Homepage || F.A.Q. || Contact Us
In most of the cases, the prefixes injected though BGP are distributed to all the rest of ASes, forming the so-called global routing table. However, many prefixes are not distributed globally, but are only propagated to a limited set of ASes. We call those prefixes Limited Visibility prefixes. There are multiple reasons for this, including scoped advertisement and filtering. One notable subcase of limited visibility prefixes are the so-called Dark Prefixes. Dark address space refers to addresses that are contained in a Low Visibility prefix and that it is not covered by any less-specific prefix that is distributed globally. This basically implies that there are a number of ASes in the Internet that while having a "global routing table" do not have a route (other than the possible default route) that covers the dark address space, jeopardizing its reachability.
In this project we aim to understand the amount and nature of the Limited Visibility prefixes.
One question we would like to answer is whether this phenomenon is intended by the originating ASes or not.
The paper The BGP Visibility Scanner describing the proposed tool has been accepted for publication in the Global Internet Symposium 2013 , held in conjuction with INFOCOM 2013.
1. What is a Limited Visibility prefix?
2. Does limited visibility imply limited reachability?
3. Is a LVP always the result of a mistake/slip?
4. Which is the routing data use in the study?Top
This is a joint project between Institute IMDEA Networks and the NETCOM Research Group from Univeristy Carlos III of Madrid, Spain.

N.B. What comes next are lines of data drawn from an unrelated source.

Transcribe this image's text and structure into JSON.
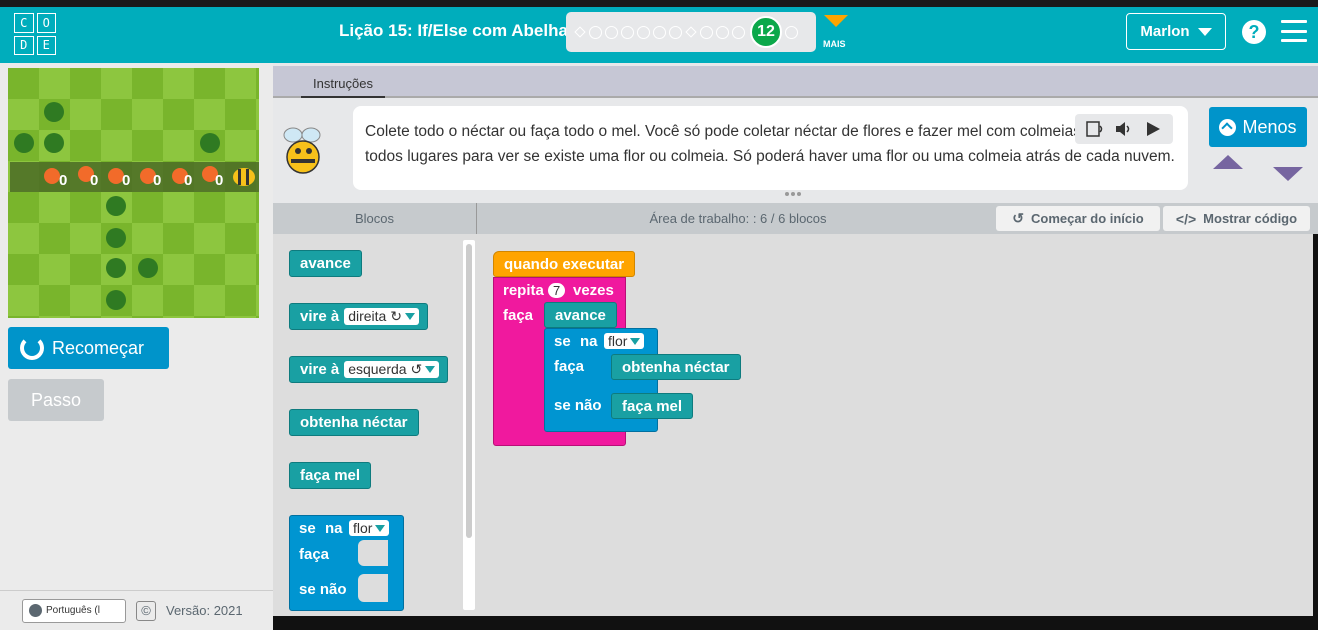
{
  "header": {
    "logo_letters": [
      "C",
      "O",
      "D",
      "E"
    ],
    "lesson_title": "Lição 15: If/Else com Abelha",
    "current_level": "12",
    "more_label": "MAIS",
    "user_name": "Marlon",
    "help_glyph": "?"
  },
  "game": {
    "nectar_counts": [
      "0",
      "0",
      "0",
      "0",
      "0",
      "0"
    ]
  },
  "left": {
    "reset_label": "Recomeçar",
    "step_label": "Passo",
    "language": "Português (l",
    "copyright_glyph": "©",
    "version": "Versão: 2021"
  },
  "instructions": {
    "tab_label": "Instruções",
    "text": "Colete todo o néctar ou faça todo o mel. Você só pode coletar néctar de flores e fazer mel com colmeias. Verifique todos lugares para ver se existe uma flor ou colmeia. Só poderá haver uma flor ou uma colmeia atrás de cada nuvem.",
    "less_label": "Menos"
  },
  "code_header": {
    "toolbox_title": "Blocos",
    "workspace_title": "Área de trabalho: : 6 / 6 blocos",
    "start_over_label": "Começar do início",
    "show_code_label": "Mostrar código",
    "start_over_icon": "↺",
    "show_code_icon": "</>"
  },
  "toolbox": {
    "move_forward": "avance",
    "turn_label": "vire à",
    "turn_right_option": "direita ↻",
    "turn_left_option": "esquerda ↺",
    "get_nectar": "obtenha néctar",
    "make_honey": "faça mel",
    "if_label": "se",
    "at_label": "na",
    "flower_option": "flor",
    "do_label": "faça",
    "else_label": "se não"
  },
  "workspace": {
    "when_run": "quando executar",
    "repeat_label": "repita",
    "repeat_count": "7",
    "times_label": "vezes",
    "do_label": "faça",
    "move_forward": "avance",
    "if_label": "se",
    "at_label": "na",
    "flower_option": "flor",
    "inner_do_label": "faça",
    "get_nectar": "obtenha néctar",
    "else_label": "se não",
    "make_honey": "faça mel"
  },
  "colors": {
    "header": "#00adbc",
    "blue_button": "#0094ca",
    "teal_block": "#19a0a3",
    "blue_block": "#0095d1",
    "orange_block": "#ffa400",
    "pink_block": "#f0199e",
    "progress_current": "#0ba84a"
  },
  "icons": [
    "code-logo",
    "caret-down-icon",
    "help-icon",
    "hamburger-menu-icon",
    "reset-icon",
    "globe-icon",
    "copyright-icon",
    "bee-avatar",
    "text-to-speech-icon",
    "speaker-icon",
    "play-icon",
    "chevron-up-icon",
    "undo-icon",
    "code-icon"
  ]
}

Please contact us if you have further questions or comments.
Last updated on 2014, May 30th at 22:00 CET.